Task instructions:
From the listing below, pull each line that includes "Drive".

Source material:
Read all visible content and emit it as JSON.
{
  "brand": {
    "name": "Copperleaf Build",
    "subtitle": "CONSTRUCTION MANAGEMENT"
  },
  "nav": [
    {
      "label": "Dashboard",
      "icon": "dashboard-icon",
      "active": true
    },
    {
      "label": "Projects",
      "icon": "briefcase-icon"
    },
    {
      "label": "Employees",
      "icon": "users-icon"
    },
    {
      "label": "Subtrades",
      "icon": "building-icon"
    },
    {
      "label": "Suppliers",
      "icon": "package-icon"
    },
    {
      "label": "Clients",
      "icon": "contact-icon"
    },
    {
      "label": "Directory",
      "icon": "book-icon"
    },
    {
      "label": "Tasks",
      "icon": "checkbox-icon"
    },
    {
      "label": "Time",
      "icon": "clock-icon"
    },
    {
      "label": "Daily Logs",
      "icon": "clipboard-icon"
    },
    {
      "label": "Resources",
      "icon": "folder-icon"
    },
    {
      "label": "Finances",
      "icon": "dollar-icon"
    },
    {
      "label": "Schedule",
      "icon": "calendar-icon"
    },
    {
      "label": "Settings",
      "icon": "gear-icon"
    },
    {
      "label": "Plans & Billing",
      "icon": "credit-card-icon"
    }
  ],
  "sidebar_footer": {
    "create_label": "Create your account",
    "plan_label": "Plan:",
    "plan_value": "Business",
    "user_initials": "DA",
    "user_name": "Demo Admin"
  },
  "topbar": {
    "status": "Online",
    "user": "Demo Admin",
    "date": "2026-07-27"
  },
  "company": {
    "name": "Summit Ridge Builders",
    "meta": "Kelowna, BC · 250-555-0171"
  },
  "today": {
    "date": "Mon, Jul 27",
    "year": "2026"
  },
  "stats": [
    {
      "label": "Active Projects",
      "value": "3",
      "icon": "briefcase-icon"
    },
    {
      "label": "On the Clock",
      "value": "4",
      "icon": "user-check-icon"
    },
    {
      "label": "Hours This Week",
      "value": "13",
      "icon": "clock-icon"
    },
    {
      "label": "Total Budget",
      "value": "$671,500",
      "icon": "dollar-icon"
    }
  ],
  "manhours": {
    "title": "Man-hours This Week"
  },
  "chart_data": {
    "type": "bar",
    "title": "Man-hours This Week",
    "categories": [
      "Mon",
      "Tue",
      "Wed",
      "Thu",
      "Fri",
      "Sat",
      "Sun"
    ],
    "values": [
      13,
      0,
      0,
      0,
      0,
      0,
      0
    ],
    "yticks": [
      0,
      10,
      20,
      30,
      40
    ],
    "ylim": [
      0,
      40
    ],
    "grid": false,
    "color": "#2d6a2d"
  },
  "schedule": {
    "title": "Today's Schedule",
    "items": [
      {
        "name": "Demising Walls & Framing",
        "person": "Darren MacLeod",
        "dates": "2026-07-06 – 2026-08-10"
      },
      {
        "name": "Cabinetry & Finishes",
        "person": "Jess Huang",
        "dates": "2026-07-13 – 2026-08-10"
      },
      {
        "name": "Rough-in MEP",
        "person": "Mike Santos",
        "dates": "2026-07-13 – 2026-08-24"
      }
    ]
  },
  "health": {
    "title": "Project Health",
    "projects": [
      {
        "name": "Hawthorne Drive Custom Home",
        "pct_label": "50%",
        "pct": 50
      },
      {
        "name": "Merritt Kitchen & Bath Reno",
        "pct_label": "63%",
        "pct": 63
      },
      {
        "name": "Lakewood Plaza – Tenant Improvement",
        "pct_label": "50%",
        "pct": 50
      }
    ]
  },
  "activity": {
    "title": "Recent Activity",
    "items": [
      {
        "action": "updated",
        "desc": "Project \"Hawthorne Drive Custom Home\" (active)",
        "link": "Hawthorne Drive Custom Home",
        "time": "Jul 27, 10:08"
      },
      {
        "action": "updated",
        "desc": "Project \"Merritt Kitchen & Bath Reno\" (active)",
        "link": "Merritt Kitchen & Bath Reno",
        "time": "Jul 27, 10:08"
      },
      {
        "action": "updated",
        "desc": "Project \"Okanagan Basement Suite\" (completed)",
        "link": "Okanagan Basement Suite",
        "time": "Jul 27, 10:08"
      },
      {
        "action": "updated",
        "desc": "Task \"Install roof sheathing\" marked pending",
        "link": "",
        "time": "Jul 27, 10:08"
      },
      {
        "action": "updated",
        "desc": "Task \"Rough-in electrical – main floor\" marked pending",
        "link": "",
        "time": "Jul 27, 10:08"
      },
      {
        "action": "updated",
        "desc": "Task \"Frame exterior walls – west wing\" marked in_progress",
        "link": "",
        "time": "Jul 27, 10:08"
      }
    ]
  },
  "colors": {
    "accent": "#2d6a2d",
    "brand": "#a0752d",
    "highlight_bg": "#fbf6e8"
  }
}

Written reply:
        "name": "Hawthorne Drive Custom Home",
        "desc": "Project \"Hawthorne Drive Custom Home\" (active)",
        "link": "Hawthorne Drive Custom Home",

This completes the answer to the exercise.